And to me, that’s really what this is all about. I’ll have more to say on all of this in subsequent installments. For now, I just want to say that any practicing attorney, like myself, has literally read thousands ofc out decisions. Some are unanimous, others are merely lopsided, and others are split in various ways. The reader will find interesting aspects to most cases that are decided at the Supreme Court level whether at the state or federal levels. One might assume that outcomes at that level of jurisprudence have been vetted and reasoned so carefully that the outcomes really must be just. If so, you’d be naive. Decisions are all over the map and for more nuanced and complex reasons than I could possibly consider here. What I can say, though, is that whatever the outcome, I want to be throughly challenged by arguments on both sides and if the decision leaves me feeling conflicted either ultimately or just temporarily as I’m reading through one side or the other. Alas, that didn’t happen here. And when it doesn’t, one can be left feeling raw or wronged or in this case, just outraged. The only other option is that the outcome is so obvious or uncontroversial that it couldn’t have justifiably gone any other way. Well, in this case, it should have gone the other way and the majority by a 6 to 3 margin had to contort itself and pretzel its argument to justify this injustice.

In the process, they found a way to declare the entire ballot initiative mechanism in Mississippi is broken beyond repair. Despite what the “I hate to say I told you so” crowd within the legislature is claiming now I’m not willing to grant immunity from blame or culpability for this mess to any of the three branches of government in the Magnolia State.
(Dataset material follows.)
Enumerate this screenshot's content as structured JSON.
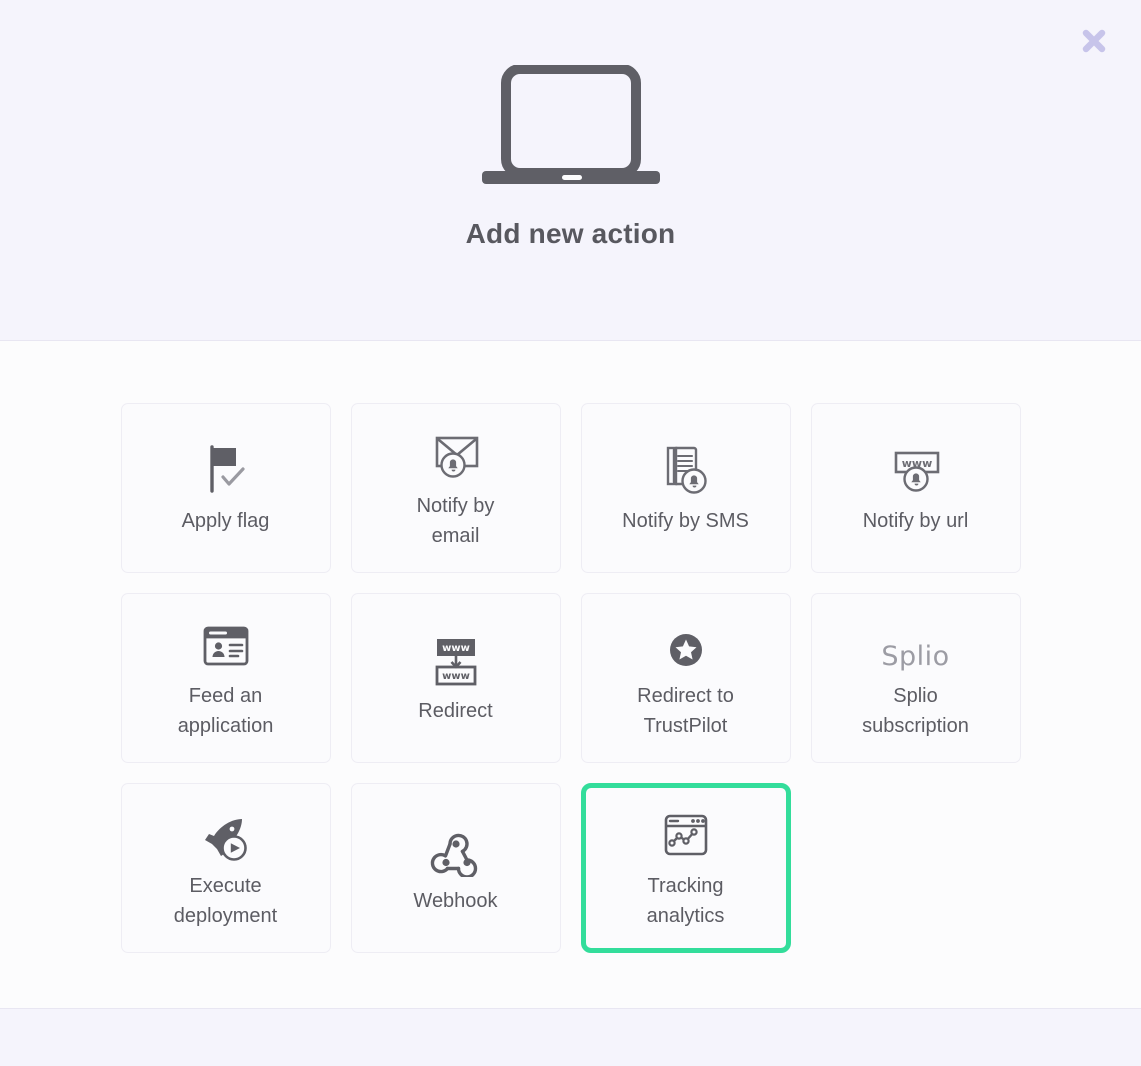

The legislature, after all, from 2003 to 2015, made at least six unsuccessful attempts to amend section 273 to reflect the new reality of four congressional district and avert just this sort of miscarriage. Subsequently, they failed and failed again to pass a statute establishing a medical Cannabis program and they failed again to get it done right earlier this very year. And whether you agree with the Supreme Court’s decision from Friday, it’s impossible to overlook the strength of the voters’ intent when they rallied behind a 74% favorable decision supporting medical Cannabis. Courts considering Constitutional decisions regularly probe the legislative intent when looking to discern the motivations behind a given decision of the legislative body. But this time, the people stepped in to act for a legislature too paralyzed by fear, arrogance or ignorance to deliver what it has been so obvious that the governed have demanded. Their “legislative intent” or “civic intent,” for lack of a better term, was totally dismissed.

In the balancing of interests, the needs, the wants and the will of the people was assigned very little value despite the lip service of the majority. And so, sadly the long lineage and gut wrenching reality of elite control of Dixie is that of persistent disdain. The elites have again spoken forcefully against self governance and against any meaningful extension of the franchise to the overwhelming democratic majority. They dismissed the case on an odd technicality that could have and should have been repaired, but that didn’t need to be in order to grant to the people that which would rightly be theirs in any properly functioning democracy. The Justices themselves in footnote #3 wrote, “We note here that the state of Mississippi has not adopted a congressional districting plan since 1991. It has failed, over the last twenty years, to account for the loss of a congressional district and has never adopted a four district plan. The present four-district plan was adopted by a three-judge panel of the federal United States District Court for the Southern District of Mississippi when the Legislature failed to act.” Next up is last up, Governor Tate Reeves. If he doesn’t call a special session to address the medical Cannabis question, then all three branches will have failed the patients and the people of Mississippi. I’m not holding my breath, but I’m also not giving up yet either. After all, if you’re in with the 74% and you still can’t have your say, you’d be a fool to walk away and give up. Our demands merely have to grow louder and more persistent. Now is no time to quit.